Senate Judiciary Committee authorizes subpoenas for Twitter's Jack Dorsey and Facebook's Mark Zuckerberg over Hunter Biden stories

Nicholas Wu, USA TODAY
·2 min read

WASHINGTON – Republicans on the Senate Judiciary Committee voted Thursday to authorize subpoenas to compel the testimony of the CEOs of Twitter and Facebook amid controversy over the social media companies' handling of a New York Post story about Hunter Biden.

The Post published alleged contents of a computer hard drive purporting to document the Ukrainian and Chinese business activities of Hunter Biden, son of Democratic presidential nominee Joe Biden. The two CEOs have taken heat from conservatives over their companies' flagging of the story as spreading disinformation and their attempts to clamp down on the distribution of the story.

All 12 Republican senators on the Senate Judiciary Committee voted to authorize the subpoenas for Facebook's Mark Zuckerberg and Twitter's Jack Dorsey.
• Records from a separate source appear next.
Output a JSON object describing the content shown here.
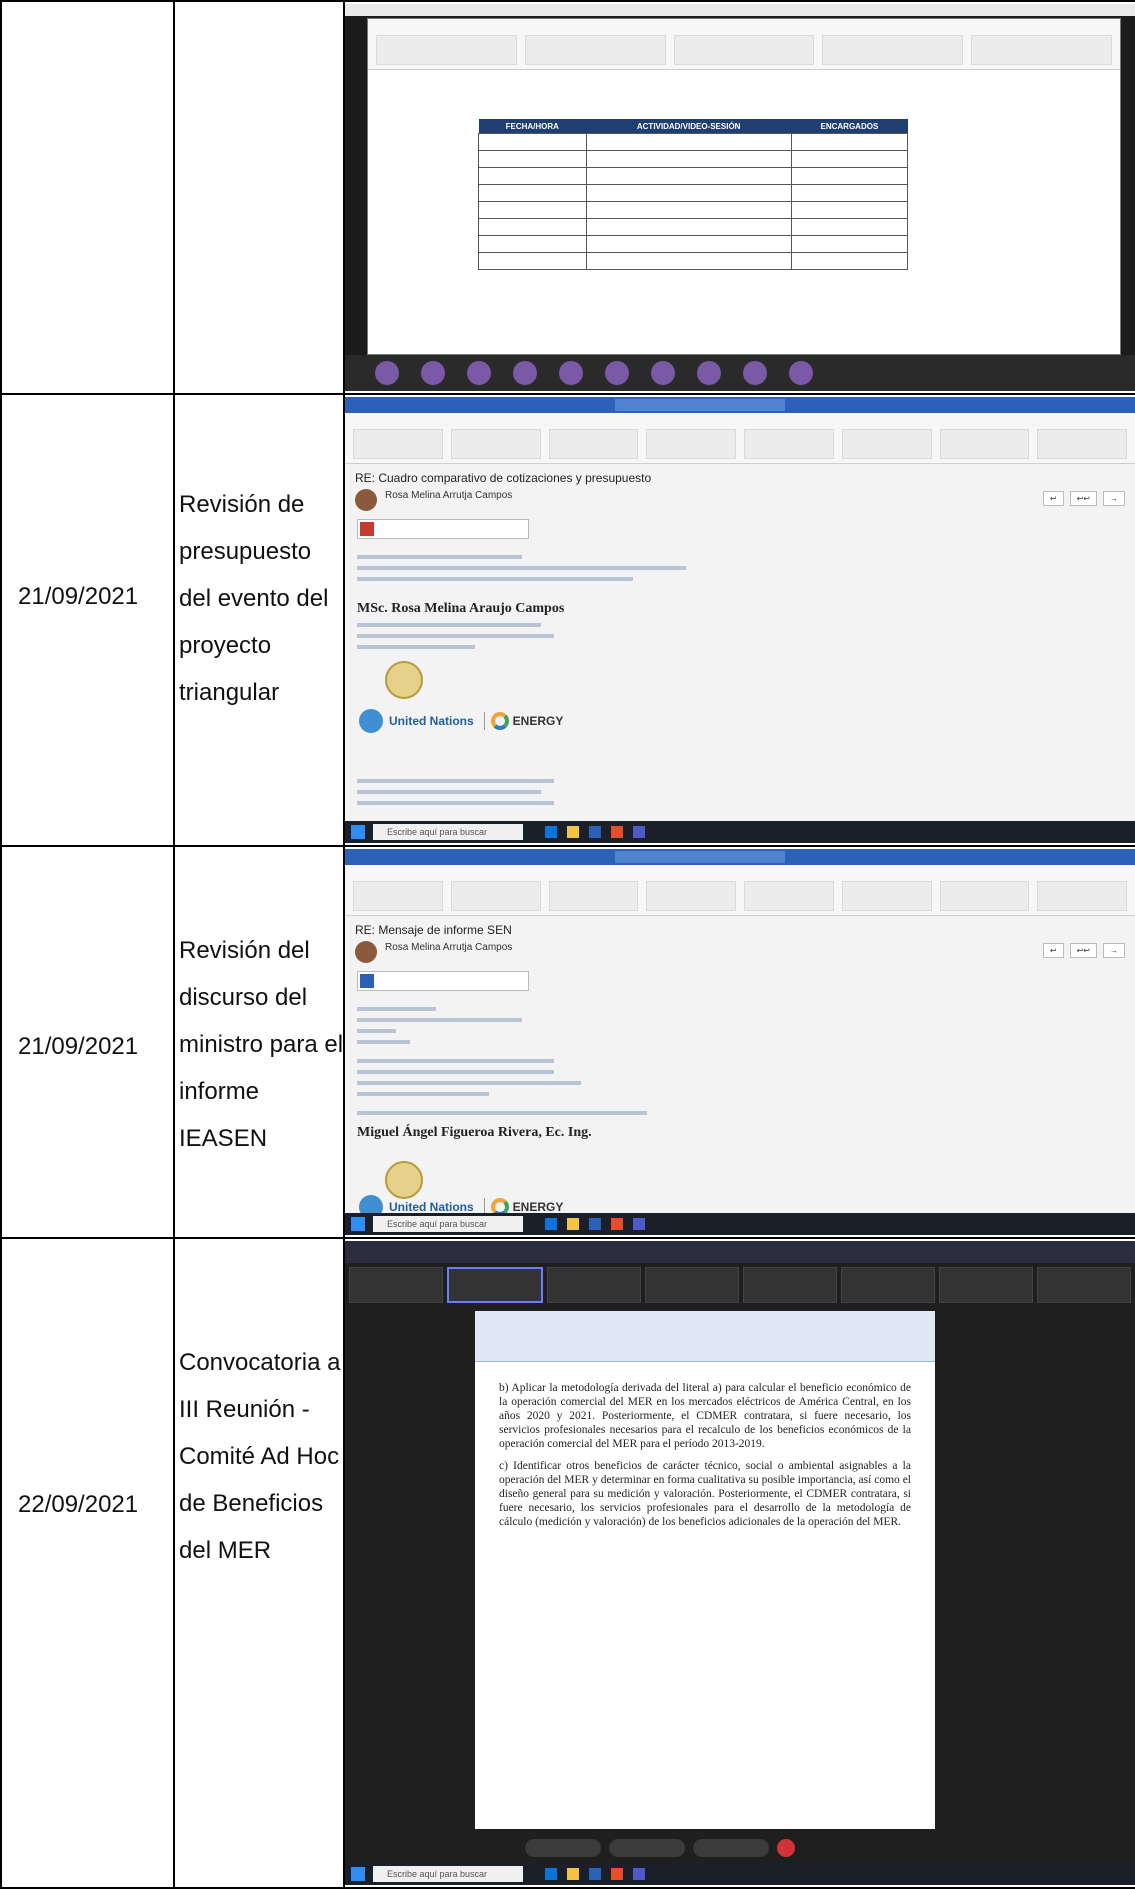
{
  "rows": [
    {
      "date": "",
      "activity": "",
      "screenshot": {
        "type": "video-meeting-schedule",
        "table_headers": [
          "FECHA/HORA",
          "ACTIVIDAD/VIDEO-SESIÓN",
          "ENCARGADOS"
        ]
      }
    },
    {
      "date": "21/09/2021",
      "activity": "Revisión de presupuesto del evento del proyecto triangular",
      "screenshot": {
        "type": "email",
        "subject": "RE: Cuadro comparativo de cotizaciones y presupuesto",
        "sender": "Rosa Melina Arrutja Campos",
        "signature_name": "MSc. Rosa Melina Araujo Campos",
        "logo_text": "United Nations",
        "logo_energy": "ENERGY",
        "search_placeholder": "Escribe aquí para buscar"
      }
    },
    {
      "date": "21/09/2021",
      "activity": "Revisión del discurso del ministro para el informe IEASEN",
      "screenshot": {
        "type": "email",
        "subject": "RE: Mensaje de informe SEN",
        "sender": "Rosa Melina Arrutja Campos",
        "signature_name": "Miguel Ángel Figueroa Rivera, Ec. Ing.",
        "logo_text": "United Nations",
        "logo_energy": "ENERGY",
        "search_placeholder": "Escribe aquí para buscar"
      }
    },
    {
      "date": "22/09/2021",
      "activity": "Convocatoria a III Reunión - Comité Ad Hoc de Beneficios del MER",
      "screenshot": {
        "type": "teams-meeting",
        "paragraph_b": "b) Aplicar la metodología derivada del literal a) para calcular el beneficio económico de la operación comercial del MER en los mercados eléctricos de América Central, en los años 2020 y 2021. Posteriormente, el CDMER contratara, si fuere necesario, los servicios profesionales necesarios para el recalculo de los beneficios económicos de la operación comercial del MER para el período 2013-2019.",
        "paragraph_c": "c) Identificar otros beneficios de carácter técnico, social o ambiental asignables a la operación del MER y determinar en forma cualitativa su posible importancia, así como el diseño general para su medición y valoración. Posteriormente, el CDMER contratara, si fuere necesario, los servicios profesionales para el desarrollo de la metodología de cálculo (medición y valoración) de los beneficios adicionales de la operación del MER.",
        "search_placeholder": "Escribe aquí para buscar"
      }
    }
  ]
}
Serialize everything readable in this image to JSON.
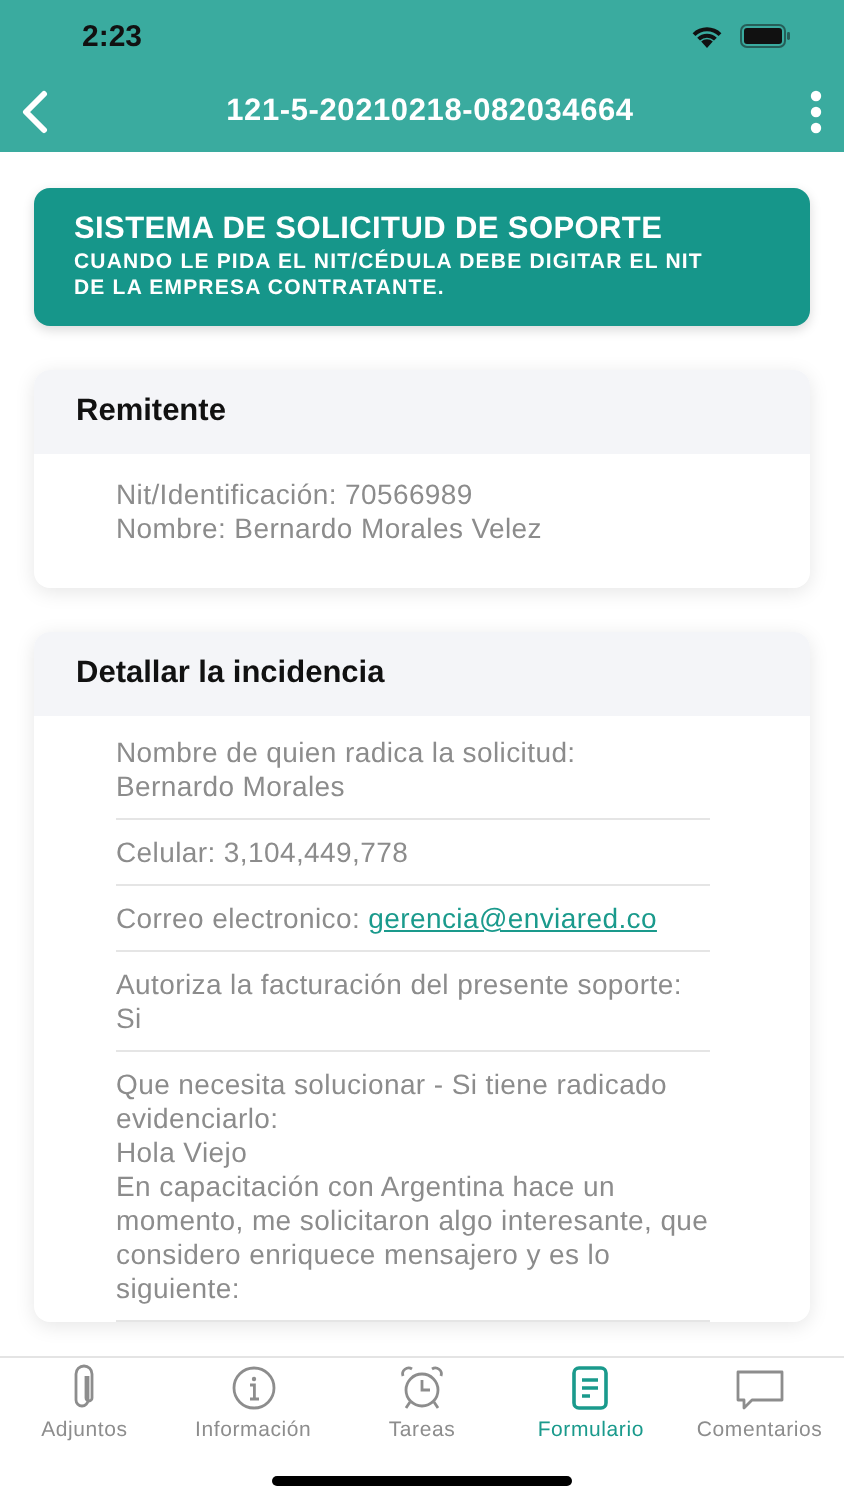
{
  "status_bar": {
    "time": "2:23"
  },
  "header": {
    "title": "121-5-20210218-082034664"
  },
  "banner": {
    "title": "SISTEMA DE SOLICITUD DE SOPORTE",
    "subtitle": "CUANDO LE PIDA EL NIT/CÉDULA DEBE DIGITAR EL NIT DE LA EMPRESA CONTRATANTE."
  },
  "sections": [
    {
      "title": "Remitente",
      "fields": [
        {
          "lines": [
            "Nit/Identificación: 70566989",
            "Nombre: Bernardo Morales Velez"
          ]
        }
      ]
    },
    {
      "title": "Detallar la incidencia",
      "fields": [
        {
          "lines": [
            "Nombre de quien radica la solicitud:",
            "Bernardo Morales"
          ]
        },
        {
          "lines": [
            "Celular: 3,104,449,778"
          ]
        },
        {
          "lines": [
            "Correo electronico:"
          ],
          "link": "gerencia@enviared.co"
        },
        {
          "lines": [
            "Autoriza la facturación del presente soporte: Si"
          ]
        },
        {
          "lines": [
            "Que necesita solucionar - Si tiene radicado evidenciarlo:",
            "Hola Viejo",
            "En capacitación con Argentina hace un momento, me solicitaron algo interesante, que considero enriquece mensajero y es lo siguiente:"
          ]
        }
      ]
    }
  ],
  "tabs": [
    {
      "kind": "clip",
      "label": "Adjuntos",
      "selected": false
    },
    {
      "kind": "info",
      "label": "Información",
      "selected": false
    },
    {
      "kind": "alarm",
      "label": "Tareas",
      "selected": false
    },
    {
      "kind": "form",
      "label": "Formulario",
      "selected": true
    },
    {
      "kind": "chat",
      "label": "Comentarios",
      "selected": false
    }
  ]
}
The 10 Democrats on the panel boycotted Thursday's meeting over its consideration of Judge Amy Coney Barrett's Supreme Court nomination, which the panel approved.

Sen. Lindsey Graham, R-S.C., the committee chairman, said he hoped it would give the panel some "leverage to secure (the CEOs') testimony" if they did not come and testify voluntarily. The committee has not scheduled a hearing date yet.

More: A tabloid got a trove of data on Hunter Biden from Rudy Giuliani. Now, the FBI is probing a possible disinformation campaign.

More: DNI Ratcliffe: Russia disinformation not behind published emails targeting Biden; FBI reviewing

Twitter had initially blocked the sharing of links to the Post's articles, though it later reversed course. Dorsey acknowledged missteps in his company's handling of the story.

USA TODAY has not been able to confirm the authenticity of the emails.

More: Twitter CEO says it was wrong to block links to Biden story

The FBI is probing connections between the data and a possible misinformation campaign, though Director of National Intelligence John Ratcliffe said Monday that the trove of emails was not linked to a Russian effort. Ratcliffe acknowledged he knew "little" about the material published by the Post and that the intelligence community "has not been involved."

Contributing: Kevin Johnson

This article originally appeared on USA TODAY: Senate panel approves subpoenas for Jack Dorsey and Mark Zuckerberg